We don't need to go so far as the 1950s or 1960s. But those born in the past 50 years, and certainly the millennials would likely not remember that India had a full-term President called Giri in spite of the fact that he became a vital pawn in Indira Gandhi's game of splitting the Congress and destroying its old guard.
And we will all remember Ahmed for the wrong reasons.
For my generation, his Presidency is defined by that brilliant Abu Abraham cartoon with Ahmed in a bath-tub, chest-hair showing, handing out a signed document and pen to his staff and saying, if there are any more ordinances, just ask them to wait.
Ahmed was very well qualified, from an Anglicised old social elite, and checked that all-important 'identity' box as well, as a Muslim.
Top of the memorable ones, on the other hand, will be Kalam, not merely for his vital intervention on Bihar and substantive nudging over some dodgy judicial appointments -- in spite of the collegium -- but also his calming influence over a post-Gujarat riots India in a period also fraught with war-like tensions of Operation Parakram.
Venkataraman and Sharma gave India confidence in the resilience of the 'system' through periods of much political instability and short-tenure governments, some running on daily wages.
Narayanan enhanced the moral and intellectual dignity of the office in a manner comparable to Radhakrishnan, much earlier.
Remember also his dignified confidence in the tricky period when Atal Bihari Vajpayee's government was defeated with one vote and had to lead the war in Kargil as a caretaker.
What was the difference between those we remember with affection and gratitude, those we have forgotten, and a few that we'd rather forget.
The history of our Presidency throws no connection with qualification, political record, caste, religion, or social background.
In short, it was never the quality of the CV that defined an incumbent's performance or legacy.
It was that other, unquantifiable quality: Stature.
Kalam, Venkataraman, and Narayanan had it.
Giri, Ahmed, and Patil didn't.
This is the question about Kovind. You can be raised to any office if you have the numbers with you.
The challenge is to raise your stature to that office.
Under our Constitution, the Presidency is even more titular and unimportant than the governor of a state.
A governor can at least play political games and also exercise real powers in periods of President's Rule.
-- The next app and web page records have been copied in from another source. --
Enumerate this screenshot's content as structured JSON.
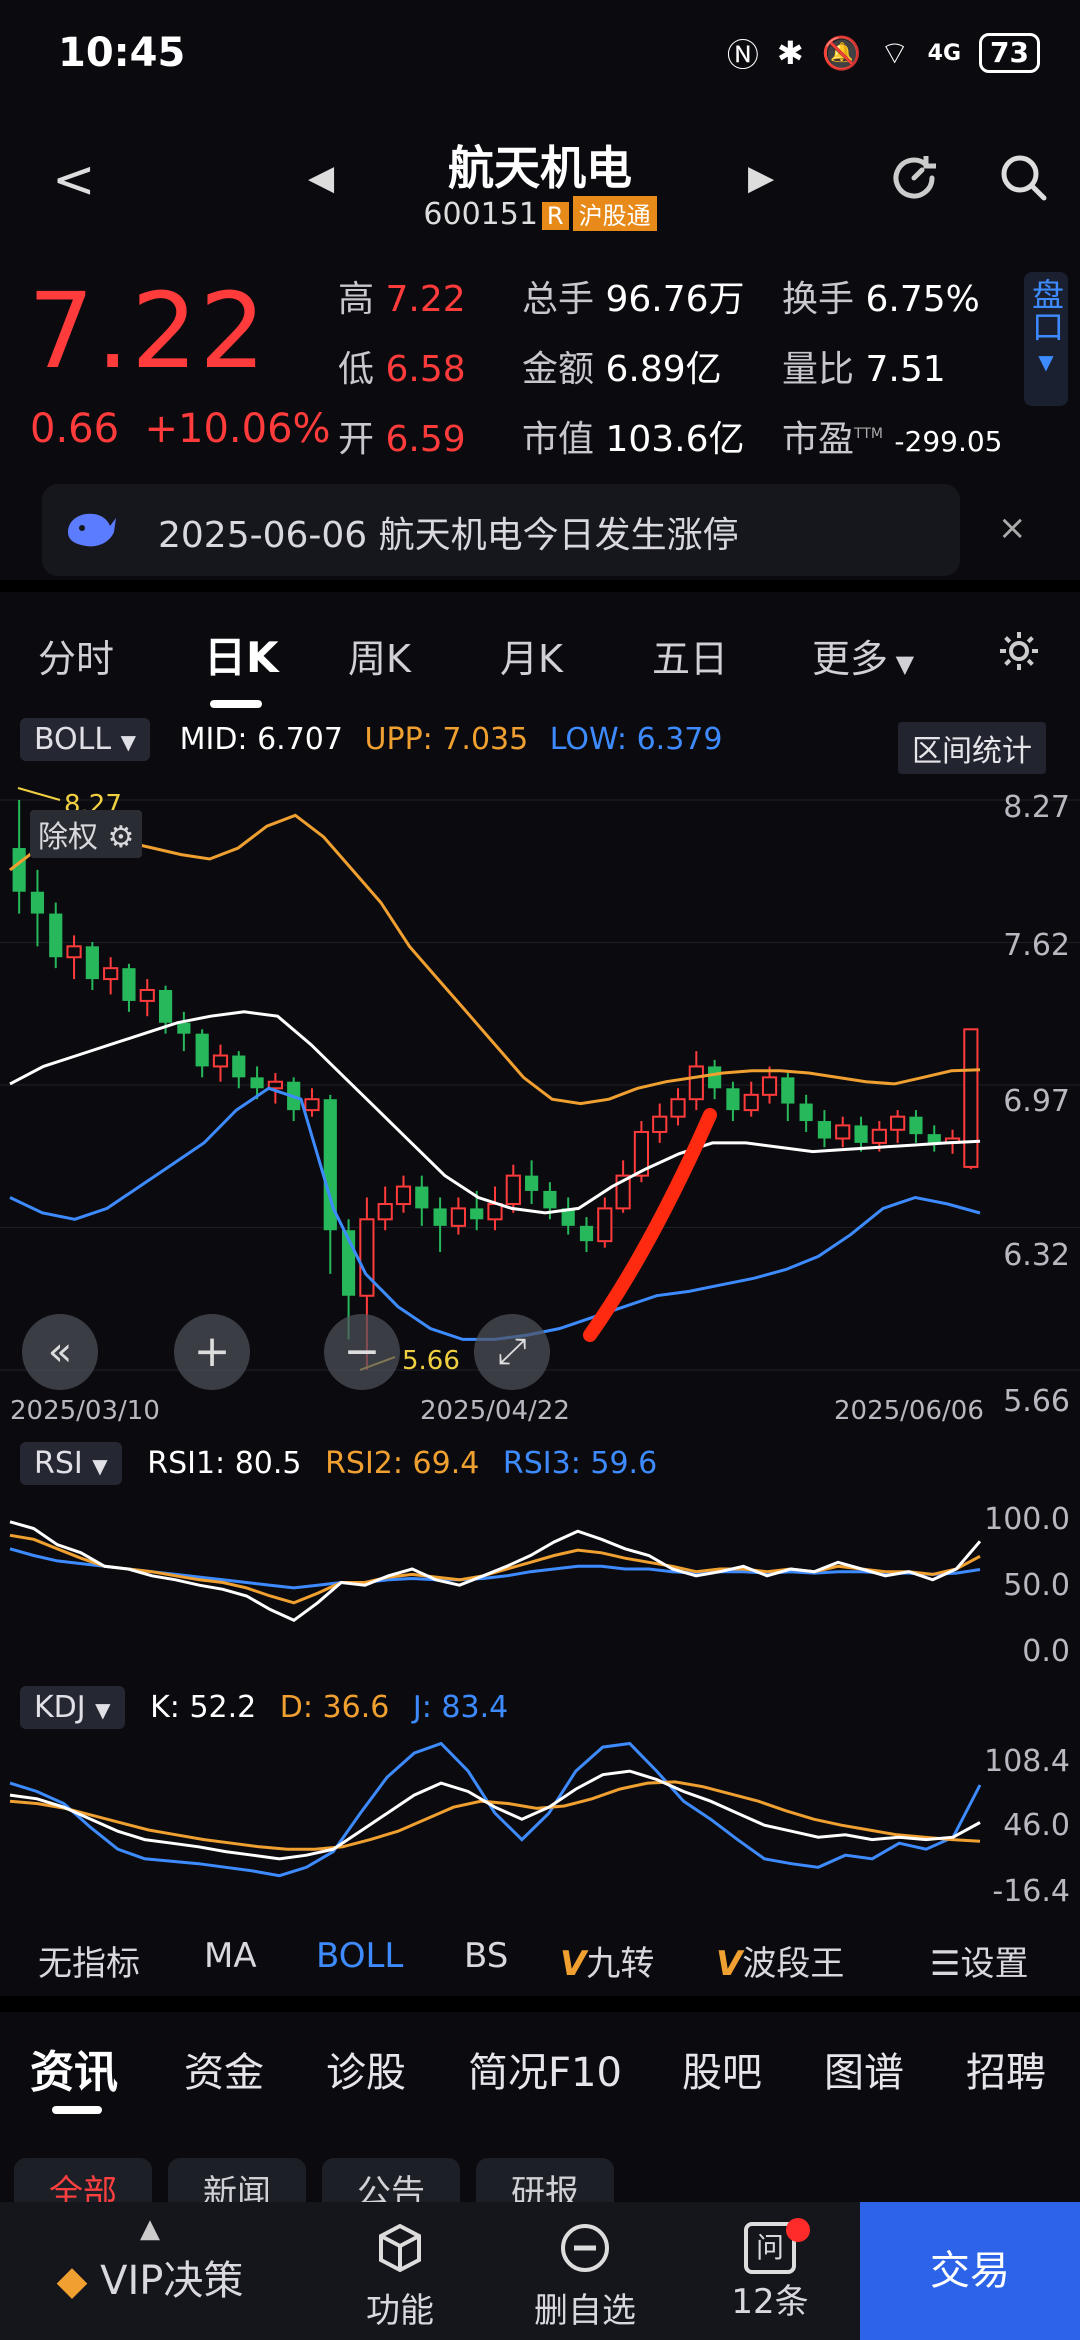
{
  "status": {
    "time": "10:45",
    "network": "4G",
    "battery": "73"
  },
  "header": {
    "name": "航天机电",
    "code": "600151",
    "tag_r": "R",
    "tag_connect": "沪股通"
  },
  "quote": {
    "price": "7.22",
    "change": "0.66",
    "change_pct": "+10.06%",
    "high_label": "高",
    "high": "7.22",
    "low_label": "低",
    "low": "6.58",
    "open_label": "开",
    "open": "6.59",
    "vol_label": "总手",
    "vol": "96.76万",
    "amount_label": "金额",
    "amount": "6.89亿",
    "mcap_label": "市值",
    "mcap": "103.6亿",
    "turnover_label": "换手",
    "turnover": "6.75%",
    "volratio_label": "量比",
    "volratio": "7.51",
    "pe_label": "市盈",
    "pe_sup": "TTM",
    "pe": "-299.05",
    "pankou": "盘口"
  },
  "notice": {
    "text": "2025-06-06 航天机电今日发生涨停",
    "close": "×"
  },
  "chart_tabs": [
    "分时",
    "日K",
    "周K",
    "月K",
    "五日",
    "更多"
  ],
  "boll": {
    "indicator": "BOLL",
    "mid_label": "MID:",
    "mid": "6.707",
    "upp_label": "UPP:",
    "upp": "7.035",
    "low_label": "LOW:",
    "low": "6.379",
    "range_btn": "区间统计",
    "chuquan": "除权",
    "max_mark": "8.27",
    "min_mark": "5.66",
    "y_ticks": [
      "8.27",
      "7.62",
      "6.97",
      "6.32",
      "5.66"
    ],
    "x_dates": [
      "2025/03/10",
      "2025/04/22",
      "2025/06/06"
    ]
  },
  "rsi": {
    "indicator": "RSI",
    "rsi1_label": "RSI1:",
    "rsi1": "80.5",
    "rsi2_label": "RSI2:",
    "rsi2": "69.4",
    "rsi3_label": "RSI3:",
    "rsi3": "59.6",
    "y_ticks": [
      "100.0",
      "50.0",
      "0.0"
    ]
  },
  "kdj": {
    "indicator": "KDJ",
    "k_label": "K:",
    "k": "52.2",
    "d_label": "D:",
    "d": "36.6",
    "j_label": "J:",
    "j": "83.4",
    "y_ticks": [
      "108.4",
      "46.0",
      "-16.4"
    ]
  },
  "indicator_bar": [
    "无指标",
    "MA",
    "BOLL",
    "BS",
    "九转",
    "波段王",
    "设置"
  ],
  "bottom_tabs": [
    "资讯",
    "资金",
    "诊股",
    "简况F10",
    "股吧",
    "图谱",
    "招聘"
  ],
  "sub_tabs": [
    "全部",
    "新闻",
    "公告",
    "研报"
  ],
  "nav": {
    "vip": "VIP决策",
    "func": "功能",
    "delete": "删自选",
    "ask": "12条",
    "ask_icon": "问",
    "trade": "交易"
  },
  "colors": {
    "up": "#ff3b3b",
    "down": "#26b85a",
    "upper": "#f0a030",
    "mid": "#ffffff",
    "lower": "#3d8bff",
    "accent": "#2c63e8"
  },
  "chart_data": {
    "type": "candlestick",
    "ylim": [
      5.66,
      8.27
    ],
    "candles": [
      [
        8.05,
        7.85,
        8.27,
        7.75
      ],
      [
        7.85,
        7.75,
        7.95,
        7.6
      ],
      [
        7.75,
        7.55,
        7.8,
        7.5
      ],
      [
        7.55,
        7.6,
        7.65,
        7.45
      ],
      [
        7.6,
        7.45,
        7.62,
        7.4
      ],
      [
        7.45,
        7.5,
        7.55,
        7.38
      ],
      [
        7.5,
        7.35,
        7.52,
        7.3
      ],
      [
        7.35,
        7.4,
        7.45,
        7.28
      ],
      [
        7.4,
        7.25,
        7.42,
        7.2
      ],
      [
        7.25,
        7.2,
        7.3,
        7.12
      ],
      [
        7.2,
        7.05,
        7.22,
        7.0
      ],
      [
        7.05,
        7.1,
        7.15,
        6.98
      ],
      [
        7.1,
        7.0,
        7.12,
        6.95
      ],
      [
        7.0,
        6.95,
        7.05,
        6.9
      ],
      [
        6.95,
        6.98,
        7.02,
        6.88
      ],
      [
        6.98,
        6.85,
        7.0,
        6.8
      ],
      [
        6.85,
        6.9,
        6.95,
        6.82
      ],
      [
        6.9,
        6.3,
        6.92,
        6.1
      ],
      [
        6.3,
        6.0,
        6.35,
        5.8
      ],
      [
        6.0,
        6.35,
        6.45,
        5.66
      ],
      [
        6.35,
        6.42,
        6.5,
        6.3
      ],
      [
        6.42,
        6.5,
        6.55,
        6.38
      ],
      [
        6.5,
        6.4,
        6.55,
        6.32
      ],
      [
        6.4,
        6.32,
        6.45,
        6.2
      ],
      [
        6.32,
        6.4,
        6.45,
        6.28
      ],
      [
        6.4,
        6.35,
        6.48,
        6.3
      ],
      [
        6.35,
        6.42,
        6.5,
        6.3
      ],
      [
        6.42,
        6.55,
        6.6,
        6.38
      ],
      [
        6.55,
        6.48,
        6.62,
        6.42
      ],
      [
        6.48,
        6.4,
        6.52,
        6.35
      ],
      [
        6.4,
        6.32,
        6.45,
        6.28
      ],
      [
        6.32,
        6.25,
        6.36,
        6.2
      ],
      [
        6.25,
        6.4,
        6.45,
        6.22
      ],
      [
        6.4,
        6.55,
        6.62,
        6.38
      ],
      [
        6.55,
        6.75,
        6.8,
        6.52
      ],
      [
        6.75,
        6.82,
        6.88,
        6.7
      ],
      [
        6.82,
        6.9,
        6.95,
        6.78
      ],
      [
        6.9,
        7.05,
        7.12,
        6.85
      ],
      [
        7.05,
        6.95,
        7.08,
        6.9
      ],
      [
        6.95,
        6.85,
        6.98,
        6.8
      ],
      [
        6.85,
        6.92,
        6.98,
        6.82
      ],
      [
        6.92,
        7.0,
        7.05,
        6.88
      ],
      [
        7.0,
        6.88,
        7.02,
        6.8
      ],
      [
        6.88,
        6.8,
        6.92,
        6.75
      ],
      [
        6.8,
        6.72,
        6.85,
        6.68
      ],
      [
        6.72,
        6.78,
        6.82,
        6.68
      ],
      [
        6.78,
        6.7,
        6.82,
        6.66
      ],
      [
        6.7,
        6.76,
        6.8,
        6.66
      ],
      [
        6.76,
        6.82,
        6.85,
        6.7
      ],
      [
        6.82,
        6.74,
        6.85,
        6.7
      ],
      [
        6.74,
        6.7,
        6.78,
        6.66
      ],
      [
        6.7,
        6.72,
        6.76,
        6.65
      ],
      [
        6.59,
        7.22,
        7.22,
        6.58
      ]
    ],
    "upper": [
      7.95,
      8.05,
      8.1,
      8.1,
      8.08,
      8.05,
      8.02,
      8.0,
      8.05,
      8.15,
      8.2,
      8.1,
      7.95,
      7.8,
      7.6,
      7.45,
      7.3,
      7.15,
      7.0,
      6.9,
      6.88,
      6.9,
      6.95,
      6.98,
      7.0,
      7.02,
      7.03,
      7.03,
      7.02,
      7.0,
      6.98,
      6.97,
      7.0,
      7.03,
      7.035
    ],
    "mid": [
      6.97,
      7.05,
      7.1,
      7.15,
      7.2,
      7.25,
      7.28,
      7.3,
      7.28,
      7.15,
      7.0,
      6.85,
      6.7,
      6.55,
      6.45,
      6.4,
      6.38,
      6.4,
      6.5,
      6.58,
      6.65,
      6.7,
      6.7,
      6.68,
      6.66,
      6.67,
      6.68,
      6.69,
      6.7,
      6.707
    ],
    "lower": [
      6.45,
      6.38,
      6.35,
      6.4,
      6.5,
      6.6,
      6.7,
      6.85,
      6.95,
      6.9,
      6.4,
      6.1,
      5.95,
      5.85,
      5.8,
      5.8,
      5.82,
      5.85,
      5.9,
      5.95,
      6.0,
      6.02,
      6.05,
      6.08,
      6.12,
      6.18,
      6.28,
      6.4,
      6.45,
      6.42,
      6.379
    ],
    "rsi1": [
      95,
      90,
      78,
      72,
      62,
      60,
      55,
      52,
      48,
      45,
      40,
      30,
      22,
      35,
      50,
      48,
      55,
      60,
      52,
      48,
      55,
      62,
      70,
      80,
      88,
      82,
      75,
      70,
      60,
      55,
      58,
      62,
      55,
      60,
      58,
      65,
      60,
      55,
      58,
      52,
      60,
      80.5
    ],
    "rsi2": [
      85,
      82,
      75,
      68,
      62,
      60,
      58,
      55,
      52,
      50,
      46,
      40,
      35,
      42,
      50,
      50,
      54,
      56,
      54,
      52,
      55,
      60,
      65,
      70,
      74,
      72,
      68,
      65,
      62,
      58,
      60,
      60,
      58,
      60,
      58,
      62,
      60,
      58,
      58,
      56,
      60,
      69.4
    ],
    "rsi3": [
      75,
      70,
      66,
      64,
      62,
      60,
      58,
      56,
      54,
      52,
      50,
      48,
      46,
      48,
      50,
      50,
      52,
      53,
      52,
      52,
      53,
      55,
      58,
      60,
      62,
      62,
      60,
      60,
      58,
      57,
      58,
      58,
      57,
      58,
      57,
      58,
      58,
      57,
      57,
      56,
      57,
      59.6
    ],
    "k": [
      75,
      72,
      65,
      55,
      45,
      38,
      35,
      32,
      28,
      25,
      22,
      25,
      30,
      45,
      60,
      75,
      85,
      78,
      65,
      55,
      65,
      80,
      92,
      95,
      88,
      78,
      70,
      60,
      50,
      45,
      40,
      42,
      38,
      40,
      38,
      40,
      52.2
    ],
    "d": [
      70,
      68,
      64,
      58,
      52,
      46,
      42,
      38,
      35,
      32,
      30,
      30,
      32,
      38,
      45,
      55,
      65,
      70,
      68,
      64,
      66,
      72,
      80,
      85,
      86,
      82,
      76,
      70,
      62,
      55,
      50,
      46,
      42,
      40,
      38,
      36.6
    ],
    "j": [
      85,
      78,
      68,
      48,
      30,
      22,
      20,
      18,
      15,
      12,
      8,
      15,
      28,
      60,
      90,
      110,
      118,
      95,
      60,
      38,
      60,
      95,
      115,
      118,
      95,
      70,
      55,
      38,
      22,
      18,
      15,
      25,
      22,
      35,
      30,
      40,
      83.4
    ]
  }
}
The founding fathers had intended the Presidency to be the chief patron and symbol of the Constitution, the glory of the Republic.
We shouldn't pre-judge Kovind. As President he will deserve the entire nation's respect due for his office, irrespective of the politics.
Hopefully he will also surprise all sceptics.
Postscript: After saying tough things about Giani Zail Singh, it's fair to recall this example of his brilliant wit and political savvy.
Then Pakistan president Zia-ul Haq, in India on the pretext of watching cricket in February 1987, but actually to calm things with Rajiv Gandhi over Operation Brasstacks, called on Zail Singh and joked (in Punjabi) that now he too had a prime minister (Muhammad Khan Junejo) and was a mere ceremonial president like Zail Singh.
"There's one difference, Zia Sahib," Zail Singh replied, "I know the precise day my job (naukri) will come to an end. You can choose to go on for as long as you wish."
Gianiji demitted office, on due date in July that year.
Zia lasted a year longer, till fate took him down with that C-130 in Bahawalpur.